Whether we realise it or not, traditions passed down through the generations can affect how we think and feel. From popular culture telling us that the coveted kiss at midnight can give us Hollywood-happily-ever-after to a nagging feeling that not kissing someone at midnight is bad luck, some people feel pressure to have the ‘perfect’ New Year’s Eve kiss. This can be difficult for people in relationships if they can’t spend the night with their partner, it can be stressful for those who are having relationship difficulty and, for those of us who are single, it just adds more pressure from a society which can already prompt you to feel lousy if you’re not coupled up.

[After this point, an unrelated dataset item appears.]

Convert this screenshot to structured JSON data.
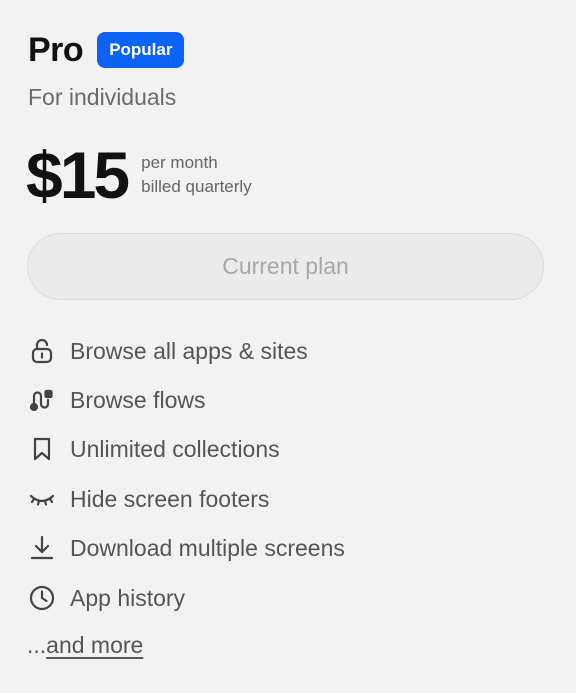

Realistically, we have the power to make our own associations and traditions, and we get to spend every night – including New Year’s Eve – doing what we want to do. “Perhaps we should go back to the tradition of Hogmanay where you kiss everyone in the room, to help connect all friends and strangers and also make the single people feel a bit better,” says Isobel. “At the end of the day though, kissing at midnight should be up to you and not become a thing that people feel pressured to do or even feel guilty about if they have someone to kiss either.” 

If you end up doing more than kissing at midnight (or any other time) and you experience contraceptive failure or have unprotected sex, ellaOne® is the most effective morning after pill* and can be taken up to five days after unprotected sex, although it is most effective when taken ASAP.

*Verify at ellaone.co.uk/verify